BEGIN DATA SHOWN

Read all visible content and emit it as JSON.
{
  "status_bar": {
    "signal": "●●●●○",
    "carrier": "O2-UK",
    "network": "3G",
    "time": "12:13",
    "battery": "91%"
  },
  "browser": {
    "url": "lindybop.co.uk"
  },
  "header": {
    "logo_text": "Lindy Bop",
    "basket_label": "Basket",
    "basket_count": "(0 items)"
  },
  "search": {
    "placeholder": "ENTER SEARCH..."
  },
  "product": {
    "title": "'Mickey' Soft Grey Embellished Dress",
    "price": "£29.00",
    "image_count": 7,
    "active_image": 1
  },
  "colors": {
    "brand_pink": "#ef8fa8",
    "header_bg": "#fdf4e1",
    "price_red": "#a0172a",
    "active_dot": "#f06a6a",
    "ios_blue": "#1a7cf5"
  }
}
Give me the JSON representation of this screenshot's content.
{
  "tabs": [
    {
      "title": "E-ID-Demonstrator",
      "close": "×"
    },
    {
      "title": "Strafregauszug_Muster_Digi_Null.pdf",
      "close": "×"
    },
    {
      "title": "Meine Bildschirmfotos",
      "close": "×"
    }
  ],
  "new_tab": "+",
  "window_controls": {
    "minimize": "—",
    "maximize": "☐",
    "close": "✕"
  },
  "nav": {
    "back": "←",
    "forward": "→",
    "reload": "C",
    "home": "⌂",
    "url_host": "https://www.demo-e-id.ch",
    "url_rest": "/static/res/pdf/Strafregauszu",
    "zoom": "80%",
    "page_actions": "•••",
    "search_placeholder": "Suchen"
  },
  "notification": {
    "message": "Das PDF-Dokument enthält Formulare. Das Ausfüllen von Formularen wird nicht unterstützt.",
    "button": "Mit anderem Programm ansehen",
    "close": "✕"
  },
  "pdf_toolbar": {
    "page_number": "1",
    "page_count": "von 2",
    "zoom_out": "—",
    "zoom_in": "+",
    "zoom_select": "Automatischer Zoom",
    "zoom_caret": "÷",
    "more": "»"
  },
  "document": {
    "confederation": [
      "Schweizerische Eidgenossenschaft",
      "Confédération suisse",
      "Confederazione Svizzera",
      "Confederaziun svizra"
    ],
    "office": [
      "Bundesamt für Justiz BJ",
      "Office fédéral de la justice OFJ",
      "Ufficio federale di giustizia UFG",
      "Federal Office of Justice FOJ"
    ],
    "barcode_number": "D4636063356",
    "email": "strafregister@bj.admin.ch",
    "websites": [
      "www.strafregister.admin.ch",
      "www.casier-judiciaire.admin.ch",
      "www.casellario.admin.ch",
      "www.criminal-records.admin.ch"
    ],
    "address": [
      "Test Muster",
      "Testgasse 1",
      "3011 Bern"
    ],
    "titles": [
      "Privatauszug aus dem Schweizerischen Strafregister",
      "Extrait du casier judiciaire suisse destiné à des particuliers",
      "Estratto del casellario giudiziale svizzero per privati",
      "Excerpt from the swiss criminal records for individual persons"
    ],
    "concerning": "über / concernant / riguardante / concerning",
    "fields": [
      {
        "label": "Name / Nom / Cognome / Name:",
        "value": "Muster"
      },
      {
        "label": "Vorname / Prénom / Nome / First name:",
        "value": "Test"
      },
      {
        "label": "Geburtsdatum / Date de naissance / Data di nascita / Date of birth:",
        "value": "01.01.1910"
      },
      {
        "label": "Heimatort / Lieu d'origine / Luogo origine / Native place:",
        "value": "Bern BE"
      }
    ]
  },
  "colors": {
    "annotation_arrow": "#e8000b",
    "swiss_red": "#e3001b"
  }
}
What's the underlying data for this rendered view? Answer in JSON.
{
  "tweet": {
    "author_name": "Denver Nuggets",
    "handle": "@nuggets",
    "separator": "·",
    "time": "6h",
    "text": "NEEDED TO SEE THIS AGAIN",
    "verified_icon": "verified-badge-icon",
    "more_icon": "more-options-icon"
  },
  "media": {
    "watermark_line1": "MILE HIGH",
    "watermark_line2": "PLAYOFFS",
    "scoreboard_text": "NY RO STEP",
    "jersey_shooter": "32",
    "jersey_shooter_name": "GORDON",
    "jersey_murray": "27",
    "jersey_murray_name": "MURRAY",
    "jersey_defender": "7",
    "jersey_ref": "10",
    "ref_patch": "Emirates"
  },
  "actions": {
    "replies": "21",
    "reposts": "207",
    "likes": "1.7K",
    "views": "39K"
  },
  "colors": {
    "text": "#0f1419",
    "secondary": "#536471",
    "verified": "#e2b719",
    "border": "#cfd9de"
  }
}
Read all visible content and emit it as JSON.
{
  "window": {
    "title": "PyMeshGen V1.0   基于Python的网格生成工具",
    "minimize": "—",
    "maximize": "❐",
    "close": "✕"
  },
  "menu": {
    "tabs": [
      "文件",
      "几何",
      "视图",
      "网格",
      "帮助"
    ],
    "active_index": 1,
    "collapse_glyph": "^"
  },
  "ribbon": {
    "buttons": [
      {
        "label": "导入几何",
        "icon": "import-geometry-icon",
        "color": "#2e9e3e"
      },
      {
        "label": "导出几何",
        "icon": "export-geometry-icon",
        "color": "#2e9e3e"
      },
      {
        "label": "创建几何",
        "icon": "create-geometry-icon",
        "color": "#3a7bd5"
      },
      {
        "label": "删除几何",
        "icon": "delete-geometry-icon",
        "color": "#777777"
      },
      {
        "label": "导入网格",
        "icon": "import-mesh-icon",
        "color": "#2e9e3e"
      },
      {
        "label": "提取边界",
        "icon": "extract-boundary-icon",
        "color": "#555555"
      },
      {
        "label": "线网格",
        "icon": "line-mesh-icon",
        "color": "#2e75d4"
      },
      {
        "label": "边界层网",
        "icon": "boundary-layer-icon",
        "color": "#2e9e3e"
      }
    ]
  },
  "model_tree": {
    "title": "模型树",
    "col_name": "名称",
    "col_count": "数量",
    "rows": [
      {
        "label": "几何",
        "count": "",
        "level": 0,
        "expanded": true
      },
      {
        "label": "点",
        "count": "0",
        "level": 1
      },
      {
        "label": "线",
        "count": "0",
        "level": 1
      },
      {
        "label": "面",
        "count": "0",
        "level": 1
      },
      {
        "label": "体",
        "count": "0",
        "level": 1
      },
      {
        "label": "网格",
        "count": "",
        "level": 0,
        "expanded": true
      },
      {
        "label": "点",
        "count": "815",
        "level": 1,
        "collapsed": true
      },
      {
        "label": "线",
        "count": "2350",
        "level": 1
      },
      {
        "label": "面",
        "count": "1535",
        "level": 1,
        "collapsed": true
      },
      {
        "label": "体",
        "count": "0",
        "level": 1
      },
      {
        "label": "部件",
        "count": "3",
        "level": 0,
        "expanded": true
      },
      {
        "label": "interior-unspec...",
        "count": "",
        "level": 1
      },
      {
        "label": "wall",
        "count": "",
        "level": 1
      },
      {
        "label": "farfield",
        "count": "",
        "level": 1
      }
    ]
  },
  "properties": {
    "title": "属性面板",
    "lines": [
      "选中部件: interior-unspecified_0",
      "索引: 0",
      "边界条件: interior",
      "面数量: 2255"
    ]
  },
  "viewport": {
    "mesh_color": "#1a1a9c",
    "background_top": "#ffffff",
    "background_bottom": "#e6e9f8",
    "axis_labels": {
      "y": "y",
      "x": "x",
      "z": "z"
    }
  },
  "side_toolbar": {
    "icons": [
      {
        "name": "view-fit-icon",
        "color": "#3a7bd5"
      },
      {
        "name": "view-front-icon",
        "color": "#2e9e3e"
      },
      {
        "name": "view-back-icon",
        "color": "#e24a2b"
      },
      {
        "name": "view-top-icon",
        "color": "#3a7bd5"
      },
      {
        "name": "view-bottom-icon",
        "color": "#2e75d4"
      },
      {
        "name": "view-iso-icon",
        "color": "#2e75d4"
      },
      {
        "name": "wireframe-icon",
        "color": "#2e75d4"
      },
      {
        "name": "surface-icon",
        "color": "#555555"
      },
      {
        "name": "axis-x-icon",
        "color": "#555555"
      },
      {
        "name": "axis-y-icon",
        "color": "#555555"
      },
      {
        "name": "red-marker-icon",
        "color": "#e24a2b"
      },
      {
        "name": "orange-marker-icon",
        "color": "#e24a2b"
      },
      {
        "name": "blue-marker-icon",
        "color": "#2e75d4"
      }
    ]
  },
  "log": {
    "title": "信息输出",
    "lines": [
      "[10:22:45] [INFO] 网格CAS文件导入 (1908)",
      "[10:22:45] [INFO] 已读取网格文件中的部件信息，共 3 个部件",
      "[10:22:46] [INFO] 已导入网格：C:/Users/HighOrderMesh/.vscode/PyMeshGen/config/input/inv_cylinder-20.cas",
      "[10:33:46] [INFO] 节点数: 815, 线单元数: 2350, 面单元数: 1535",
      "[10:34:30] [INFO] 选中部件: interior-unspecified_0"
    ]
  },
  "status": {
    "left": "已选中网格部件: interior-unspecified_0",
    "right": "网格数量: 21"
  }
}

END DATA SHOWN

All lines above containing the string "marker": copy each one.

◆ ANSWER SECTION:
        "name": "red-marker-icon",
        "name": "orange-marker-icon",
        "name": "blue-marker-icon",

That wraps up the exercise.